Dreams - reflections, nostalgic remenisciences, lost - detached disconnected

images appealing to:

Sight (visual) - isolated man - his vegetables

Smell (olfactory) - tomato vines, — smoke of somebody’s rubbish.

Sound (auditory) - hoarse rasping tendrils, clatter of dish, dog, a far whisper of traffic

Contrast: expression of garden taciturnity of man

Smoke not of sacrifice - somebody’s rubbish.

green confusion - fertility & hope - despair.

Structure: A quasi Sonnet - 14 lines;

7 line Octave describing his physical situation and a

7 line sextet detailing his spiritual condition.


Title: Latin scientific terminology of extinct evolving species progressing from homo sapiens, to homo erectus, to homo suburbensis - yet constant in a world of variables. Lends a gravitas or an uncertain significance to his stature. It could be seen as mocking.

Connotations: “down . .there” - basic, primal or elemental?

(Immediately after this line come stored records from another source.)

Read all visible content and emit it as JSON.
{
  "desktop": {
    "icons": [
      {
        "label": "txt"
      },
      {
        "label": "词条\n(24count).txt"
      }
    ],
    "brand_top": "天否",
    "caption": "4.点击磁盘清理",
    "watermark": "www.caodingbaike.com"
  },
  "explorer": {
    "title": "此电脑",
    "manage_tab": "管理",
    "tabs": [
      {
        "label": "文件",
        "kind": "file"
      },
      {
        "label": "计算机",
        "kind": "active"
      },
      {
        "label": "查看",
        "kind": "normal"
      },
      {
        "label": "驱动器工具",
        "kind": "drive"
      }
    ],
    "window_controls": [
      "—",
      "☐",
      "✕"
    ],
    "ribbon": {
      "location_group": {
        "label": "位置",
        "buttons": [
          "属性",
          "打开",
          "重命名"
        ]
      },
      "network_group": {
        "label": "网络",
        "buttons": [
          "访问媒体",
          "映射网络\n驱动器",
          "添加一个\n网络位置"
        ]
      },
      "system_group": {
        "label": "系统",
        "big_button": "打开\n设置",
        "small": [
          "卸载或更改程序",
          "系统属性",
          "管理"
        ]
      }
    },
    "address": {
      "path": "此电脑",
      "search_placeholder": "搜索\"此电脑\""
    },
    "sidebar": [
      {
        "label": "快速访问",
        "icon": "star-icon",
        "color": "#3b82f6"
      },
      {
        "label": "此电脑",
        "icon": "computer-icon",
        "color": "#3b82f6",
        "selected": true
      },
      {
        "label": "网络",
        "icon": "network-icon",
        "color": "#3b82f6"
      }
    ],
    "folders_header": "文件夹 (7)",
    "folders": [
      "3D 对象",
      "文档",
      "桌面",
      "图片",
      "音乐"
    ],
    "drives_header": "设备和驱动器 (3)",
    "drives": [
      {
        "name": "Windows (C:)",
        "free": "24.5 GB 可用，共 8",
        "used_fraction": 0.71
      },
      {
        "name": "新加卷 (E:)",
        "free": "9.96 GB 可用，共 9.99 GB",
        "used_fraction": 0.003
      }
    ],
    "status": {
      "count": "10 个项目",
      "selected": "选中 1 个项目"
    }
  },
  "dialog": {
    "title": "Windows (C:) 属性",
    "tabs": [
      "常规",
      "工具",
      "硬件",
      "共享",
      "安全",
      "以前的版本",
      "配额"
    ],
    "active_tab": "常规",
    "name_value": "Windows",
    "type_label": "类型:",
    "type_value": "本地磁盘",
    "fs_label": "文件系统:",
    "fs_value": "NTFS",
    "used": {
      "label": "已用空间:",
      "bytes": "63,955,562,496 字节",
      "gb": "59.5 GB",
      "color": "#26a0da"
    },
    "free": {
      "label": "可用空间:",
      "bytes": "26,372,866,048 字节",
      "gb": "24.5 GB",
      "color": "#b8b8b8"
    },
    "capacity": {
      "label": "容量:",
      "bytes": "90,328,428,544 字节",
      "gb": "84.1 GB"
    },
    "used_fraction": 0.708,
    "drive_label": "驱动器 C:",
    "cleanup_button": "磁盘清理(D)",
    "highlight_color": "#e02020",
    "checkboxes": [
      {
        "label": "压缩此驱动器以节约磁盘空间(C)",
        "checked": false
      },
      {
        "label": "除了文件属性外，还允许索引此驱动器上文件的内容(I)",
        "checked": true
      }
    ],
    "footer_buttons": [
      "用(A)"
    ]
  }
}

Constant is a positive comment, he is alone with his thoughts, static and unchanging, with the connotation of reliability, while the world outside continues changing. Constancy was considered a virtue by Medieval poets.

“hoarse rasping tendrils” expressive

“poising rampant” clashing ideas? rather aggressive, - significant in heraldry, where heraldic animals pose rampant on shields. Suggests the way the vines are curled back on themselves - strong, proud, and potentially dangerous.

lost in a green confusion” regenerative power of nature. offering” biblical resonances including a parallel to the Garden of Eden.

Double Meaning:


  • Australian technical term for right of way over others

  • relaxation property.

  • relief from pain or burden.

“all the things he takes down with him:

While literally this could be his spade, hoe, implements… it is more likely his day to day problems, his fears, aspirations…..